    PA 585, AVG .231, OBP .295, SLG .438, HR 26, RBI 84, Traded: Yes

  2. Metsense
    April 1, 2017 at 6:58 am

    Test

  3. TexasGusCC
    April 1, 2017 at 10:23 am

    Jay Bruce was a mistake from the beginning, and usually when something is a mistake from the beginning it stays that way. They gave us the “insurance” BS just like all the other BS that the Mets have tried to feed their fans. However, no one bought it. So now they have a problem: Try to save face and satisfy their ego or take a hit? They went with the former, like they always do.

    Avoiding the negatives such as a consistently worse batting average than Duda and no walks, let’s say that he didn’t have lineup protection in Cincinnati, the positives are he led the league in assists from right field last year and has a good arm, above average power and motivation for a new contract. Hopefully, he is able to provide production or at least be a sought after run producer as a few teams still have outfield issues.

  4. Jimmy P
    April 1, 2017 at 11:22 am

    I just flash on those video clips we saw before and during the Winter Meetings, when Sandy openly discussed how the team was too lefthanded and expressed his desire to trade Granderson or Bruce.

    When we saw Juan Lagares go down, it underscored how unbalanced the outfield situation really was. There was nobody to realistically, effectively pair with 36-year-old Curtis Granderson, who struggles against LHP.

    (Actually, this is the only situation where the experiment of Reyes in CF made any remote sense at all — if the Mets didn’t have crappy-hitting Juan Lagares.)
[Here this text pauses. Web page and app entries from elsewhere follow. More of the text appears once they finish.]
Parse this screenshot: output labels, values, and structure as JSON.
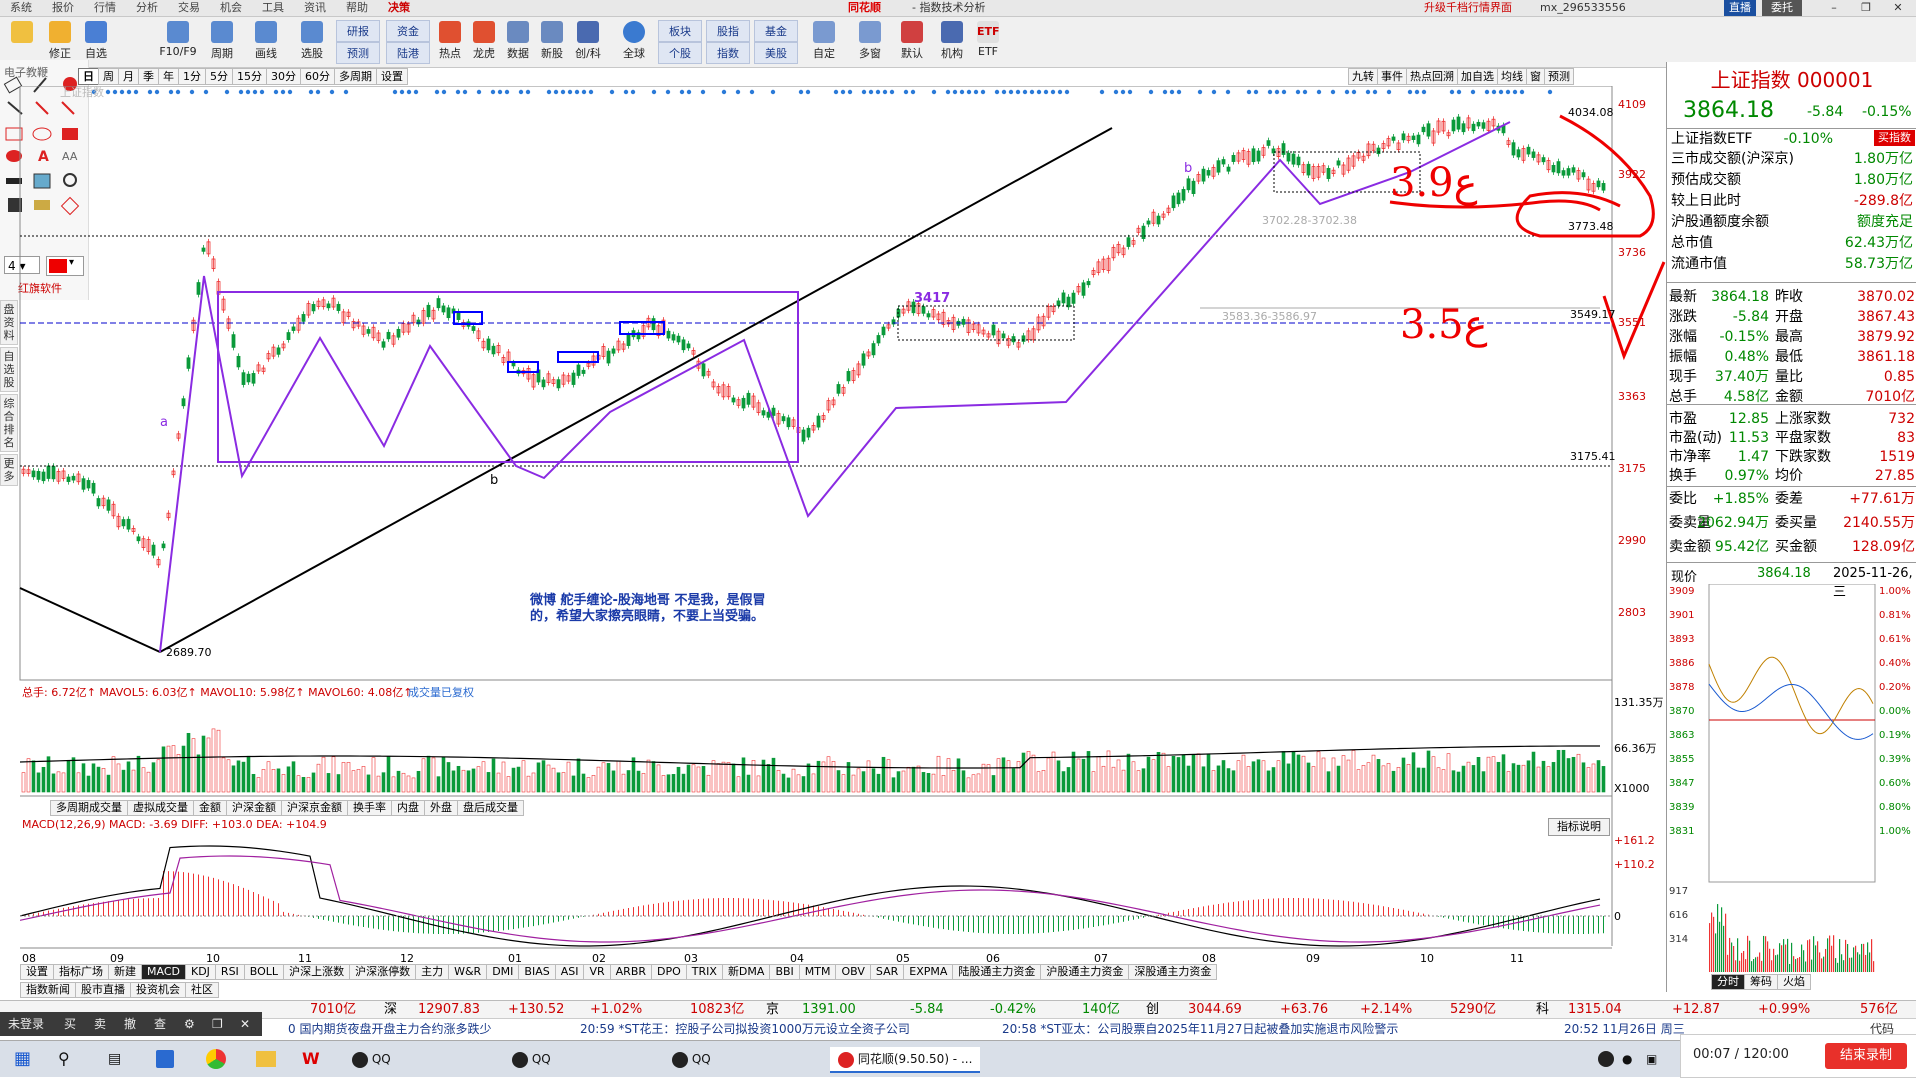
{
  "menu": {
    "items": [
      "系统",
      "报价",
      "行情",
      "分析",
      "交易",
      "机会",
      "工具",
      "资讯",
      "帮助",
      "决策"
    ],
    "logo": "同花顺",
    "window_title": "- 指数技术分析",
    "upgrade": "升级千档行情界面",
    "account": "mx_296533556",
    "direct": "直播",
    "invest": "委托"
  },
  "toolbar": {
    "buttons": [
      "修正",
      "自选",
      "F10/F9",
      "周期",
      "画线",
      "选股",
      "热点",
      "龙虎",
      "数据",
      "新股",
      "创/科",
      "全球",
      "自定",
      "多窗",
      "默认",
      "机构",
      "ETF"
    ],
    "pairs": [
      [
        "研报",
        "预测"
      ],
      [
        "资金",
        "陆港"
      ],
      [
        "板块",
        "个股"
      ],
      [
        "股指",
        "指数"
      ],
      [
        "基金",
        "美股"
      ]
    ]
  },
  "periods": [
    "日",
    "周",
    "月",
    "季",
    "年",
    "1分",
    "5分",
    "15分",
    "30分",
    "60分",
    "多周期",
    "设置"
  ],
  "right_tabs": [
    "九转",
    "事件",
    "热点回溯",
    "加自选",
    "均线",
    "窗",
    "预测"
  ],
  "left_tools": {
    "label": "电子教鞭",
    "brand": "红旗软件",
    "line_width": "4"
  },
  "side_tabs": [
    "盘资料",
    "自选股",
    "综合排名",
    "更多"
  ],
  "chart": {
    "watermark": "上证指数",
    "y_labels": [
      "4109",
      "3922",
      "3736",
      "3551",
      "3363",
      "3175",
      "2990",
      "2803"
    ],
    "price_tags": {
      "high": "4034.08",
      "level1": "3773.48",
      "level2": "3549.17",
      "level3": "3175.41",
      "low": "2689.70"
    },
    "zone_text1": "3702.28-3702.38",
    "zone_text2": "3583.36-3586.97",
    "tag_3417": "3417",
    "label_a": "a",
    "label_b": "b",
    "label_b2": "b",
    "disclaimer1": "微博 舵手缠论-股海地哥 不是我，是假冒",
    "disclaimer2": "的，希望大家擦亮眼睛，不要上当受骗。",
    "handwriting1": "3.9ع",
    "handwriting2": "3.5ع"
  },
  "volume": {
    "header": "总手: 6.72亿↑ MAVOL5: 6.03亿↑ MAVOL10: 5.98亿↑ MAVOL60: 4.08亿↑",
    "status": "成交量已复权",
    "y_labels": [
      "131.35万",
      "66.36万",
      "X1000"
    ],
    "tabs": [
      "多周期成交量",
      "虚拟成交量",
      "金额",
      "沪深金额",
      "沪深京金额",
      "换手率",
      "内盘",
      "外盘",
      "盘后成交量"
    ]
  },
  "macd": {
    "header": "MACD(12,26,9) MACD: -3.69  DIFF: +103.0  DEA: +104.9",
    "explain": "指标说明",
    "y_labels": [
      "+161.2",
      "+110.2",
      "0"
    ]
  },
  "x_labels": [
    "08",
    "09",
    "10",
    "11",
    "12",
    "01",
    "02",
    "03",
    "04",
    "05",
    "06",
    "07",
    "08",
    "09",
    "10",
    "11"
  ],
  "bottom_tabs": [
    "设置",
    "指标广场",
    "新建",
    "MACD",
    "KDJ",
    "RSI",
    "BOLL",
    "沪深上涨数",
    "沪深涨停数",
    "主力",
    "W&R",
    "DMI",
    "BIAS",
    "ASI",
    "VR",
    "ARBR",
    "DPO",
    "TRIX",
    "新DMA",
    "BBI",
    "MTM",
    "OBV",
    "SAR",
    "EXPMA",
    "陆股通主力资金",
    "沪股通主力资金",
    "深股通主力资金"
  ],
  "bottom_tabs2": [
    "指数新闻",
    "股市直播",
    "投资机会",
    "社区"
  ],
  "right": {
    "title": "上证指数 000001",
    "price": "3864.18",
    "change": "-5.84",
    "pct": "-0.15%",
    "etf_label": "上证指数ETF",
    "etf_pct": "-0.10%",
    "etf_btn": "买指数",
    "rows": [
      [
        "三市成交额(沪深京)",
        "1.80万亿"
      ],
      [
        "预估成交额",
        "1.80万亿"
      ],
      [
        "较上日此时",
        "-289.8亿"
      ],
      [
        "沪股通额度余额",
        "额度充足"
      ],
      [
        "总市值",
        "62.43万亿"
      ],
      [
        "流通市值",
        "58.73万亿"
      ]
    ],
    "quote": [
      [
        "最新",
        "3864.18",
        "昨收",
        "3870.02"
      ],
      [
        "涨跌",
        "-5.84",
        "开盘",
        "3867.43"
      ],
      [
        "涨幅",
        "-0.15%",
        "最高",
        "3879.92"
      ],
      [
        "振幅",
        "0.48%",
        "最低",
        "3861.18"
      ],
      [
        "现手",
        "37.40万",
        "量比",
        "0.85"
      ],
      [
        "总手",
        "4.58亿",
        "金额",
        "7010亿"
      ]
    ],
    "stats": [
      [
        "市盈",
        "12.85",
        "上涨家数",
        "732"
      ],
      [
        "市盈(动)",
        "11.53",
        "平盘家数",
        "83"
      ],
      [
        "市净率",
        "1.47",
        "下跌家数",
        "1519"
      ],
      [
        "换手",
        "0.97%",
        "均价",
        "27.85"
      ]
    ],
    "order": [
      [
        "委比",
        "+1.85%",
        "委差",
        "+77.61万"
      ],
      [
        "委卖量",
        "2062.94万",
        "委买量",
        "2140.55万"
      ],
      [
        "卖金额",
        "95.42亿",
        "买金额",
        "128.09亿"
      ]
    ],
    "mini": {
      "label": "现价",
      "price": "3864.18",
      "date": "2025-11-26,三",
      "y_left": [
        "3909",
        "3901",
        "3893",
        "3886",
        "3878",
        "3870",
        "3863",
        "3855",
        "3847",
        "3839",
        "3831",
        "917",
        "616",
        "314"
      ],
      "y_right": [
        "1.00%",
        "0.81%",
        "0.61%",
        "0.40%",
        "0.20%",
        "0.00%",
        "0.19%",
        "0.39%",
        "0.60%",
        "0.80%",
        "1.00%"
      ],
      "tabs": [
        "分时",
        "筹码",
        "火焰"
      ]
    }
  },
  "ticker": [
    {
      "label": "",
      "value": "7010亿"
    },
    {
      "label": "深",
      "value": "12907.83",
      "chg": "+130.52",
      "pct": "+1.02%",
      "amt": "10823亿"
    },
    {
      "label": "京",
      "value": "1391.00",
      "chg": "-5.84",
      "pct": "-0.42%",
      "amt": "140亿"
    },
    {
      "label": "创",
      "value": "3044.69",
      "chg": "+63.76",
      "pct": "+2.14%",
      "amt": "5290亿"
    },
    {
      "label": "科",
      "value": "1315.04",
      "chg": "+12.87",
      "pct": "+0.99%",
      "amt": "576亿"
    }
  ],
  "news": [
    "0 国内期货夜盘开盘主力合约涨多跌少",
    "20:59 *ST花王：控股子公司拟投资1000万元设立全资子公司",
    "20:58 *ST亚太：公司股票自2025年11月27日起被叠加实施退市风险警示",
    "20:52 11月26日 周三"
  ],
  "news_code": "代码",
  "bottom_left": [
    "未登录",
    "买",
    "卖",
    "撤",
    "查"
  ],
  "taskbar": {
    "apps": [
      "QQ",
      "QQ",
      "QQ",
      "同花顺(9.50.50) - ..."
    ],
    "rec_time": "00:07 / 120:00",
    "end_btn": "结束录制"
  }
}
    My read is that Sandy was genuinely surprised by the market. He should not have been, this is his business, but he was. We know he is loathe to surrender an asset for nothing. A commendable trait in most cases. Sandy is simply not a “no tender” GM. He figured he could sign Bruce and flip him. Then the market seized and he didn’t want to have to throw $5 million into any decent deal, nor did he wish to take back crap in a “fair” trade.

    So we’re stuck with an ill-constructed outfield. Not ideal. But events conspired against the original plan.

    I think the play was Conforto in RF and a RH-hitting 4th outfielder with a good glove who could reliably fill in on a semi-regular basis if needed. You know, a Chris Young type . . . or a Mayberry . . . or . . . nevermind!

    Is it enough to sink the season? I don’t know. But it’s not going to help. In what looks like a tight race, this could be the move we regret the most. The inability to address a recognized weakness.

    Could be that Bruce surprises me and has a terrific year. All that angst for nothing! Mostly I have a George Foster, 1984-86 vibe, somewhere in there. In 1985, he hit .263/.331/.460. Not horrible numbers, but an indifferent fielder/baserunner/teammate. In 1984, George hit .269/.311/.443. Anyway, that’s my comp for Jay Bruce.

    • TexasGusCC
      April 1, 2017 at 2:53 pm

      Jimmy, I thought of George Arthur Foster, too.

      Metsense, I like your thinking.

      When’s the damn first pitch anyway?

Leave a Reply

Your email address will not be published. Required fields are marked *

%d bloggers like this: